Who starts these things? Instead of “happy to be of service” or “my pleasure,” we are now subjected to the negative angle: “not a problem.”
Here’s a sample situation, set in a local restaurant:
Me: Could you please get me a glass of water?
Waitress: Not a problem.
She returns with the non-problematical water and asks, “Have you guys decided yet?”
Me (gesturing toward my companion): In case you hadn’t noticed, she is not a guy. She’ll have the pu pu platter and I’d like the ribeye steak, rare, please.
Same waitress: Not a problem.
I wonder whether on some days it really is a problem and I just got lucky dealing with her on one of her rare good days.
And why do we need a new way to say “Oh, my god!” every ten years or so? In the 90s, it was a pauseless “Ohmygod!” Before that, it was “Oh…my…god!” In this decade, we have to pause and run the last two words together: “Oh——mygod!” with the last syllable uttered in a lower tone than its predecessor.

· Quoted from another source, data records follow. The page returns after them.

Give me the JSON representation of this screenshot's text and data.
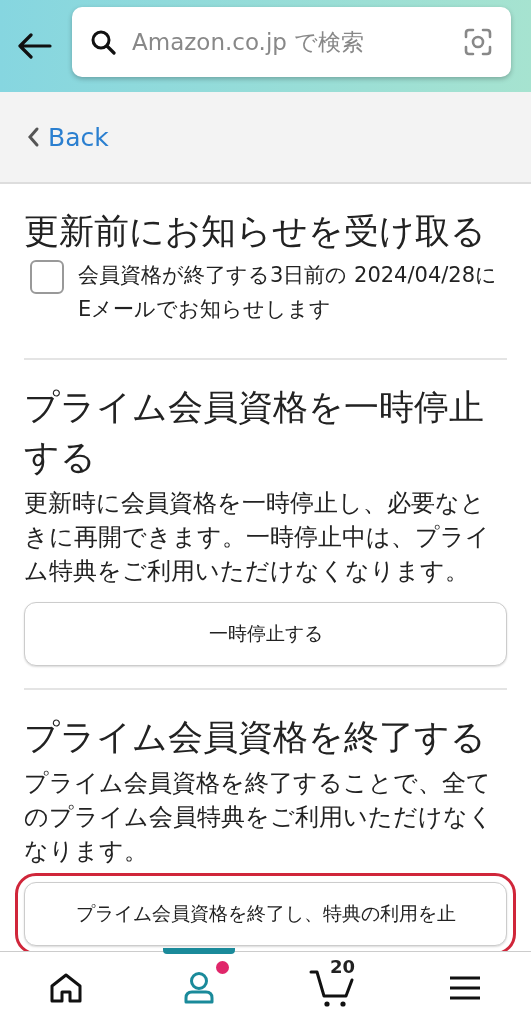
{
  "search": {
    "placeholder": "Amazon.co.jp で検索"
  },
  "back": {
    "label": "Back"
  },
  "notify": {
    "title": "更新前にお知らせを受け取る",
    "checked": false,
    "label": "会員資格が終了する3日前の 2024/04/28にEメールでお知らせします"
  },
  "sections": [
    {
      "title": "プライム会員資格を一時停止する",
      "text": "更新時に会員資格を一時停止し、必要なときに再開できます。一時停止中は、プライム特典をご利用いただけなくなります。",
      "button": "一時停止する",
      "highlighted": false
    },
    {
      "title": "プライム会員資格を終了する",
      "text": "プライム会員資格を終了することで、全てのプライム会員特典をご利用いただけなくなります。",
      "button": "プライム会員資格を終了し、特典の利用を止",
      "highlighted": true
    }
  ],
  "nav": [
    {
      "kind": "home",
      "selected": false
    },
    {
      "kind": "account",
      "selected": true,
      "dot": true
    },
    {
      "kind": "cart",
      "selected": false,
      "count": "20"
    },
    {
      "kind": "menu",
      "selected": false
    }
  ]
}
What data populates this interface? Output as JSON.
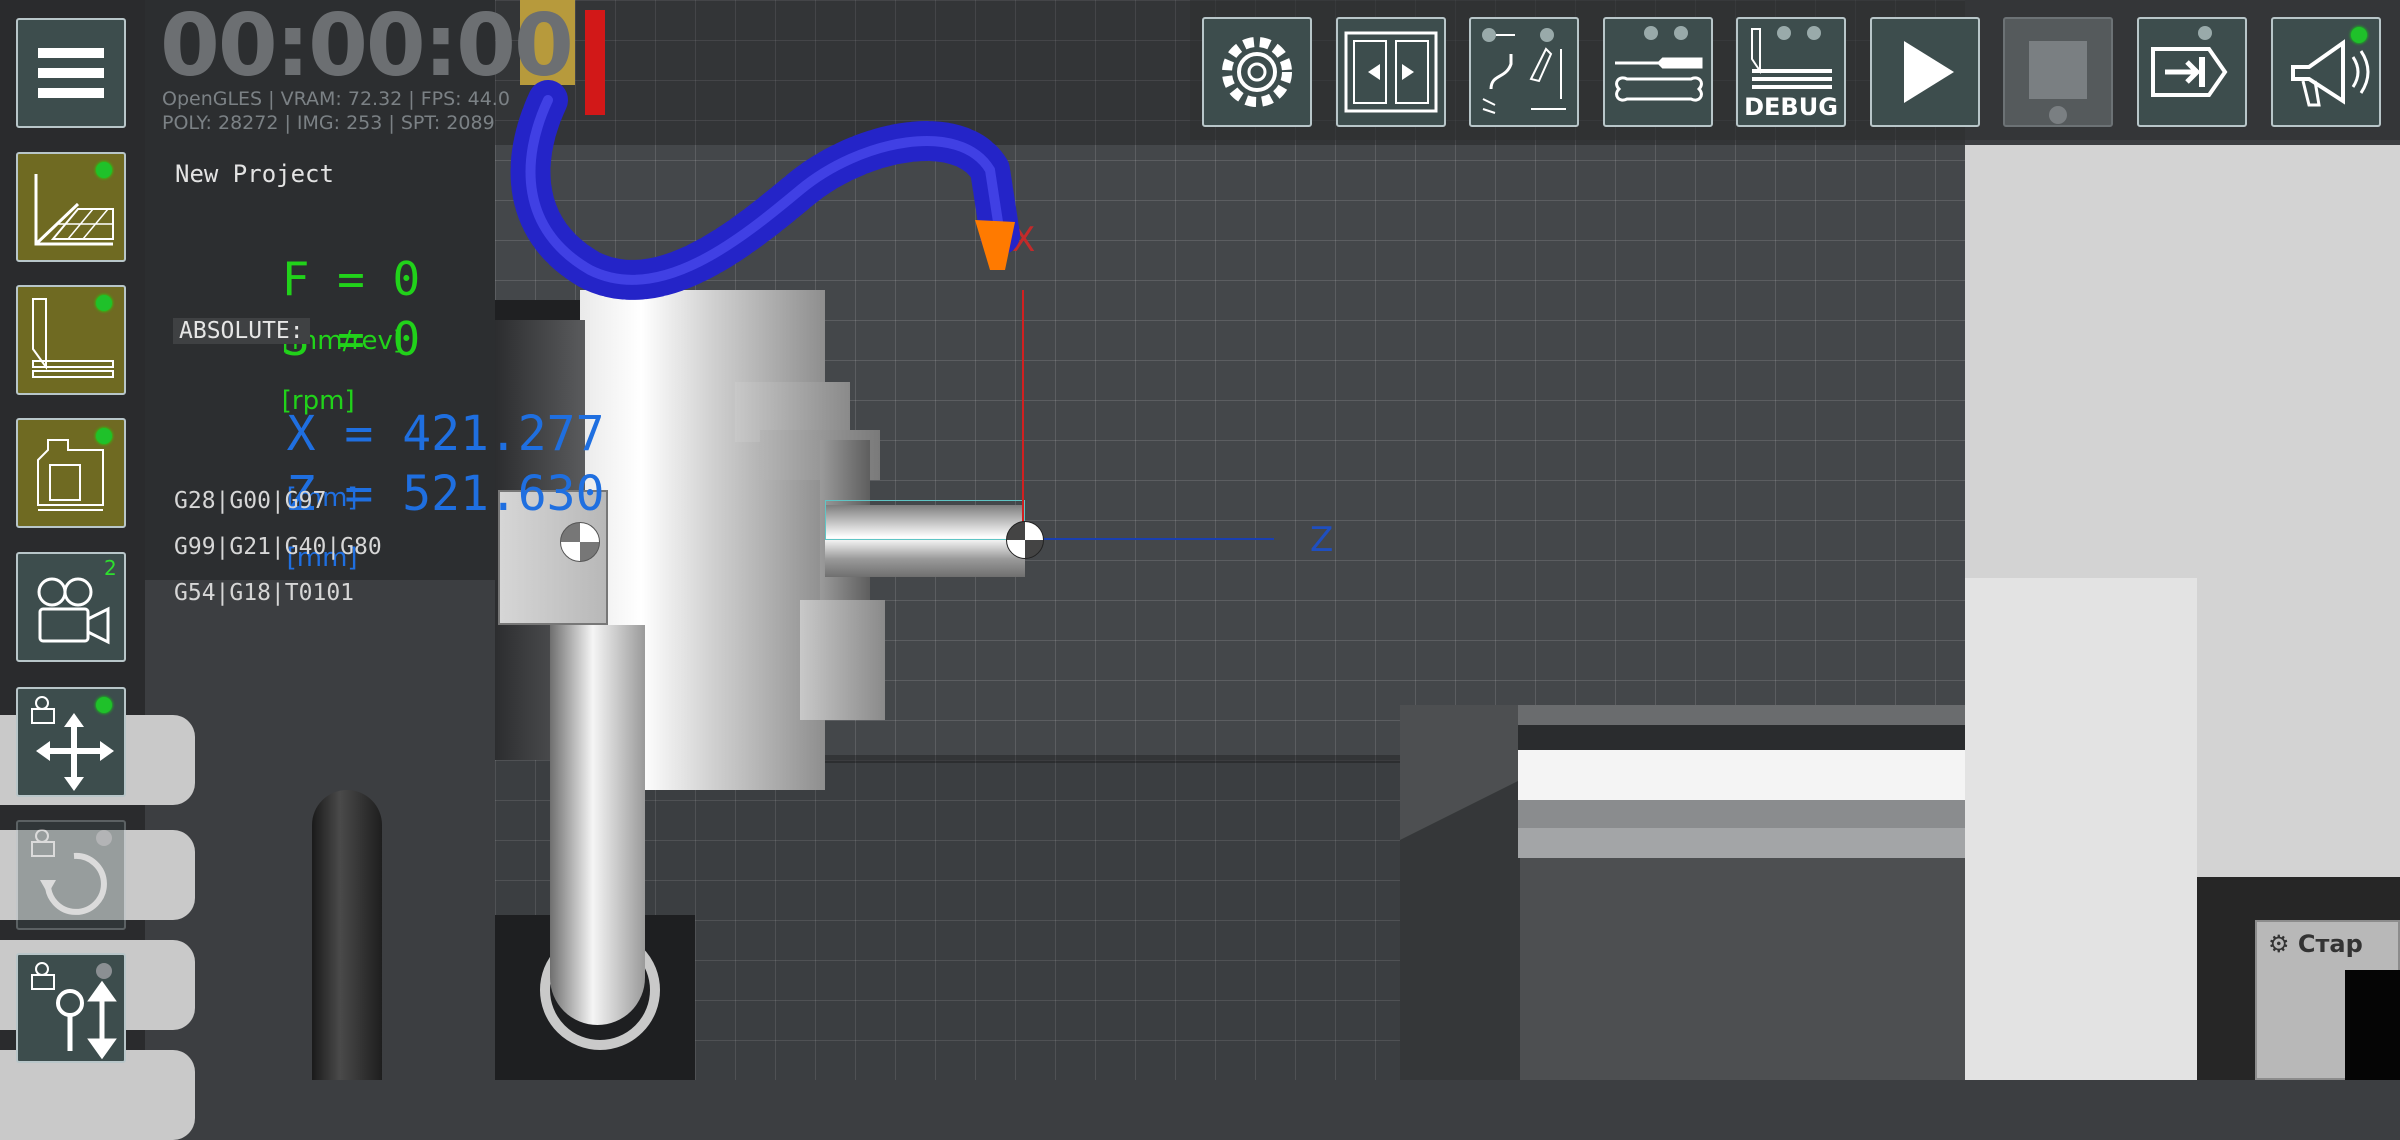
{
  "timer": "00:00:00",
  "stats": {
    "line1": "OpenGLES | VRAM: 72.32 | FPS: 44.0",
    "line2": "POLY: 28272 | IMG: 253 | SPT: 2089"
  },
  "project_name": "New Project",
  "feed": {
    "text": "F = 0",
    "unit": "[mm/rev]"
  },
  "spindle": {
    "text": "S = 0",
    "unit": "[rpm]"
  },
  "coord_mode": "ABSOLUTE:",
  "coords": {
    "x": {
      "text": "X = 421.277",
      "unit": "[mm]"
    },
    "z": {
      "text": "Z = 521.630",
      "unit": "[mm]"
    }
  },
  "gcodes": {
    "line1": "G28|G00|G97",
    "line2": "G99|G21|G40|G80",
    "line3": "G54|G18|T0101"
  },
  "axes": {
    "x_label": "X",
    "z_label": "Z"
  },
  "left_toolbar": [
    {
      "id": "menu",
      "icon": "menu-icon"
    },
    {
      "id": "workpiece-coordinates",
      "icon": "coordinate-grid-icon",
      "status": "on"
    },
    {
      "id": "tool-setup",
      "icon": "tool-holder-icon",
      "status": "on"
    },
    {
      "id": "machine-view",
      "icon": "machine-icon",
      "status": "on"
    },
    {
      "id": "camera",
      "icon": "camera-icon",
      "badge": "2"
    },
    {
      "id": "camera-pan",
      "icon": "pan-arrows-icon",
      "status": "on"
    },
    {
      "id": "camera-rotate",
      "icon": "rotate-icon",
      "status": "off",
      "enabled": false
    },
    {
      "id": "camera-zoom",
      "icon": "zoom-icon",
      "status": "off"
    }
  ],
  "top_toolbar": [
    {
      "id": "settings",
      "icon": "gear-icon"
    },
    {
      "id": "doors",
      "icon": "doors-icon"
    },
    {
      "id": "tool-library",
      "icon": "tools-measure-icon"
    },
    {
      "id": "maintenance",
      "icon": "wrench-screwdriver-icon"
    },
    {
      "id": "debug",
      "icon": "debug-icon",
      "label": "DEBUG"
    },
    {
      "id": "play",
      "icon": "play-icon"
    },
    {
      "id": "stop",
      "icon": "stop-icon",
      "enabled": false
    },
    {
      "id": "exit",
      "icon": "exit-icon"
    },
    {
      "id": "announcement",
      "icon": "megaphone-icon",
      "status": "on"
    }
  ],
  "corner_panel_label": "Стар",
  "colors": {
    "accent_green": "#21d21a",
    "accent_blue": "#1f6fe0",
    "button_bg": "#3d4d4d",
    "button_bg_active": "#6f6a22",
    "button_border": "#b8c6c9",
    "coolant_hose": "#2424c8",
    "nozzle": "#ff7a00"
  }
}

Who started this? I need to know. Did it emanate from some piece of cinematic fluff seen by our Entertainment Tonight generation? Did some celebredork like Cameron Diaz say it that way, and having been spoken thus, it had to be?
“Cool” seems to have survived through many generations. I think it is a permanent fixture in the language now, although Merriam-Webster still considers it slang. It won’t go the way of “neat”, “neat-o”, “nifty”, “rad”, “bad”, “bitchin'”, “awesome,” and “killer”. It is still OK for any generation to say “cool.”
One particularly annoying current vogue affectation is ending one’s sentences with “so—“. This is sort of a way of ending a run-on sentence without a period, while admitting the possibility of further running on. “So, like, I was hanging out with Shaniqua and Keshawn and like we decided to go to the movies but the movie sucked which we shoulda known because it got bad reviews, so—” So what? So nothing. Does this represent a tacit desire to hold the floor, or is it that the never-ending sentence must never end and “so—” is injected to pause while transitioning to the next inane subject of the stream of consciousness—idiopathic nattering?
Interestingly enough, I have heard people over 18 actually replacing “he said…” with “he was like…”. I mean way over 18. If this one ever becomes a part of the language, we’re all in deep, deep shit.
When that day comes, I’ll be like, “Oh——mygod! This is sooooo not funny. Like I want to thank you for totally screwing up the language and putting this in your Merriam-Webster dictionary and like actually legitimizing it, so—”
They’ll be like, “Not a problem.”